Nathaniel Haugabrook was convicted of two counts of theft by receiving stolen property. He appeals from the denial of his motion for new trial, relying solely on the general grounds and specifically that the state failed to prove that the property in question was in fact stolen or that he knew or should have known that it was stolen, which are essential elements for conviction under Criminal Code 26-1806. We find no error.
Two witnesses testified as to how they removed merchandise from Redman Industries' plant late at night and delivered it in a rented U-Haul truck to Haugabrook's house where he paid them for it. The general manager and the materials manager of Redman Industries identified the merchandise found in Haugabrook's possession by the serial numbers as items they had purchased, and testified that no one was authorized to go in the plant and remove merchandise after 6:00 p.m. when it closed.
As pointed out by the Supreme Court in remanding this case for further consideration, 1
the law as recently established is that "possession of recently stolen goods, unaccounted for, raises an inference that the possessor is the one who stole the goods, unless he makes an explanation of his possession consistent with his innocence." Thomas v. State, 237 Ga. 690
, 692 (2) (229 SE2d 458
) (1976); Parrish v. Hopper, 238 Ga. 468 (1) (233 SE2d 161) (1977)
. While these cases involve convictions for burglary rather than for theft by receiving stolen property, it would seem that to convict a defendant under Criminal Code 26-1806, it must be shown that the goods were stolen and there must be an absence or unsatisfactory explanation of that possession.

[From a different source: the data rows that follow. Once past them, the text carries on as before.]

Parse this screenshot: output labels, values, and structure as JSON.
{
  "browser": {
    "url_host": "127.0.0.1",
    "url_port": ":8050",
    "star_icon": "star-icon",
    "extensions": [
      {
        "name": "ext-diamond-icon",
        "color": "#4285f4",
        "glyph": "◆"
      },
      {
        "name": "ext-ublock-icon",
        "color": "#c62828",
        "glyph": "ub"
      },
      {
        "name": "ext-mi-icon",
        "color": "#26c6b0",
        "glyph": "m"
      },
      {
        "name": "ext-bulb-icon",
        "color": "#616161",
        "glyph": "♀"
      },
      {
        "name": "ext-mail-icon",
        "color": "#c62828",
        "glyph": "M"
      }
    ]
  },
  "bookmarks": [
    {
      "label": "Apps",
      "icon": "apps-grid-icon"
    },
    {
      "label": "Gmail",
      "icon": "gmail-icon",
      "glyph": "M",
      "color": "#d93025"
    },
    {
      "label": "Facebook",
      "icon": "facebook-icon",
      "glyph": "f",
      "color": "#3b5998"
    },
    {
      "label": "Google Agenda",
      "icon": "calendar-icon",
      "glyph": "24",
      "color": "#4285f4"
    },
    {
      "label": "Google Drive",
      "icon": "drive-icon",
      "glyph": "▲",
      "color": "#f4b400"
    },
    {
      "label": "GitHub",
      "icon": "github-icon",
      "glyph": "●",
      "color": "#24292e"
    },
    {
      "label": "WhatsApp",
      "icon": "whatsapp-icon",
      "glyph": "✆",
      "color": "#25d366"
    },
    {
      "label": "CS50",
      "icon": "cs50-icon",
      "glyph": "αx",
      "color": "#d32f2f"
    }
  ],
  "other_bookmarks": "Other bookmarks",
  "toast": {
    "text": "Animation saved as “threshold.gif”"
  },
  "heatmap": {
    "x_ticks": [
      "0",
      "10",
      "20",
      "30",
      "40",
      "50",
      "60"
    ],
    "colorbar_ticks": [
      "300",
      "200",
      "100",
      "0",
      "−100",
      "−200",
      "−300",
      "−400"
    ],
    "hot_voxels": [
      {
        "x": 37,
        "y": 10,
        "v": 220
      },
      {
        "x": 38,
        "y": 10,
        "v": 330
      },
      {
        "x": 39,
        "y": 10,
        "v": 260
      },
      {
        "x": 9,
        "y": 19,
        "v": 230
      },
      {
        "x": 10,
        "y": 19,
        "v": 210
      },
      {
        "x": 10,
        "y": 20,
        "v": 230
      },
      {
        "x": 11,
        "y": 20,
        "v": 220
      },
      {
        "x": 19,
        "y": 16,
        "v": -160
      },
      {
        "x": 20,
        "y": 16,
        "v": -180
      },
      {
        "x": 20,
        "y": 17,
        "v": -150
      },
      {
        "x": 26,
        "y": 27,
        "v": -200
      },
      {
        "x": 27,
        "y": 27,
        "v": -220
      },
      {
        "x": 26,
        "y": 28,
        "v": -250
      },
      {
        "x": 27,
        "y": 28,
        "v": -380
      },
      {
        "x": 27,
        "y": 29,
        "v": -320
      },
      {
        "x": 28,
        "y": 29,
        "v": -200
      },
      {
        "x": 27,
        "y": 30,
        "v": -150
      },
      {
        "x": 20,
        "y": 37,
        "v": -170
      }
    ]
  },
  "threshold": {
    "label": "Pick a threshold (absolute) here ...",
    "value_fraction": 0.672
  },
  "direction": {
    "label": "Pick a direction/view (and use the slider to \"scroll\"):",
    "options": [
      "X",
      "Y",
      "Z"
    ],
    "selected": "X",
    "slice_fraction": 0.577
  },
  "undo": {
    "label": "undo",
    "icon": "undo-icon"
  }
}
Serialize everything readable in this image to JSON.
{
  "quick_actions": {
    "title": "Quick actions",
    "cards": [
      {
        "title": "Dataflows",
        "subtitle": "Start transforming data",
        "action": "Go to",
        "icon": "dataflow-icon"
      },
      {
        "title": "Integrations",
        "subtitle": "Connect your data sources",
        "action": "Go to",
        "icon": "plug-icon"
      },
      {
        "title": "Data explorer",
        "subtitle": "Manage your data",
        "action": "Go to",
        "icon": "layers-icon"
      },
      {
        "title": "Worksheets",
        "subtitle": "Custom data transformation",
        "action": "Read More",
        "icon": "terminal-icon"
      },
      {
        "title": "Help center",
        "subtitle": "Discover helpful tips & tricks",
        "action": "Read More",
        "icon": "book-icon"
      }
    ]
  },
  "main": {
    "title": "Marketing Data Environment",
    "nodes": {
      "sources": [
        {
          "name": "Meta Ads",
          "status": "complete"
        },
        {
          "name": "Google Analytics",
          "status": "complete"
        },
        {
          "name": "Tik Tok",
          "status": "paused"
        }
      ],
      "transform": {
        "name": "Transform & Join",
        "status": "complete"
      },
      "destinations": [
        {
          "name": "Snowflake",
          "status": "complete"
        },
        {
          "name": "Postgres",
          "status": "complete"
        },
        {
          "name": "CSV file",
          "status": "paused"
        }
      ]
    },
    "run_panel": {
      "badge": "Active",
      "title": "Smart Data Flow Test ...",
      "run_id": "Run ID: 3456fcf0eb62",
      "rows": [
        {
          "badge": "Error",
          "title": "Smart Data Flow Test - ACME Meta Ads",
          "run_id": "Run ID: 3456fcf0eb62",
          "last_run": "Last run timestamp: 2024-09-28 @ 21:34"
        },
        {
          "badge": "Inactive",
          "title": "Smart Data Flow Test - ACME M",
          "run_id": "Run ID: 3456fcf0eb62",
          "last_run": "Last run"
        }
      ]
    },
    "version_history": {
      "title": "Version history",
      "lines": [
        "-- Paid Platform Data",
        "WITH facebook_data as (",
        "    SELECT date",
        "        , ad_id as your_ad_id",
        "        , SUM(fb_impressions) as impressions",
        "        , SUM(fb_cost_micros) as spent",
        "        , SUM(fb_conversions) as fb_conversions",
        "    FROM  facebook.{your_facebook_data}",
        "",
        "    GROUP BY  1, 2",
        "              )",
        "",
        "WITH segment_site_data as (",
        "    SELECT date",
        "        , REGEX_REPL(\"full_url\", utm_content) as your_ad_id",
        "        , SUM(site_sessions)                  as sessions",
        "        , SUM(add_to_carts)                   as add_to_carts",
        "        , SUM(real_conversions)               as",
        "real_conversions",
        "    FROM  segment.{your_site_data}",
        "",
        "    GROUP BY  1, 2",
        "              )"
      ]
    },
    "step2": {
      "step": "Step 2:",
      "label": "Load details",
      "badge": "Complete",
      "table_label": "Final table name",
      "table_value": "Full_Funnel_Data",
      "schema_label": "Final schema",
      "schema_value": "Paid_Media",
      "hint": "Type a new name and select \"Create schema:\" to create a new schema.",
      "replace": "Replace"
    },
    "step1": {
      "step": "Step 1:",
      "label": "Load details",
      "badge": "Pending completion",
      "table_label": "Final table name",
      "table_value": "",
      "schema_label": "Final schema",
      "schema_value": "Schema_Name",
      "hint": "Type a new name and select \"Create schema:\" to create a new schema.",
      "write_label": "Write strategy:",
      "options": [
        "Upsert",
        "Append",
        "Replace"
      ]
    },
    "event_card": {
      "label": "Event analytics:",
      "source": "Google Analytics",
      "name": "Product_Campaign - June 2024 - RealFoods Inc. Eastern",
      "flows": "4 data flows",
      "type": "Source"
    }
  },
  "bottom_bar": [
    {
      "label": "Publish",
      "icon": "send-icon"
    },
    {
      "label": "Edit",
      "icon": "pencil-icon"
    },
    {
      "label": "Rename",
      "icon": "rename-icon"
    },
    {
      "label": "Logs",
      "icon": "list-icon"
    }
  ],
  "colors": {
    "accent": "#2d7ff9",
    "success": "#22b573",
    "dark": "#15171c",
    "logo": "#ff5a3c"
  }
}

Cf. Selph v. State, 142 Ga. App. 26
, 29 (1) (1977).
"This court is still committed to the rule that unexplained possession of recently stolen goods is not sufficient in itself to authorize a conviction for receiving stolen goods, but that such possession may be used in conjunction with other evidence, such as that noted above, to infer the knowledge required by the statute. Higginbotham v. State, 124 Ga. App. 489 (3) (184 SE2d 231)
." Homer v. State, 137 Ga. App. 485 (224 SE2d 117) (1976)
" '[T]he question of whether the explanation of the possession offered by the defendant in his statement alone, that he found the property, is a satisfactory explanation, is a question for the jury.' Chubbs v. State, 204 Ga. 762 (1) (51 SE2d 815)
." Queen v. State, 131 Ga. App. 370 (1) (205 SE2d 921) (1974)
"After a verdict, approved by the trial court, the evidence must be construed by this court in its light most favorable to the prevailing party with every presumption and inference being in favor of upholding that verdict. [Cits.]" Green v. State, 128 Ga. App. 286
, 287 (3) (180 SE2d 564
) (1971). It is clear that the jury here determined that Haugabrook's explanation was not adequate and the evidence presented by the state was ample to support the verdict. See Pounds v. State, 136 Ga. App. 852 (222 SE2d 629) (1975)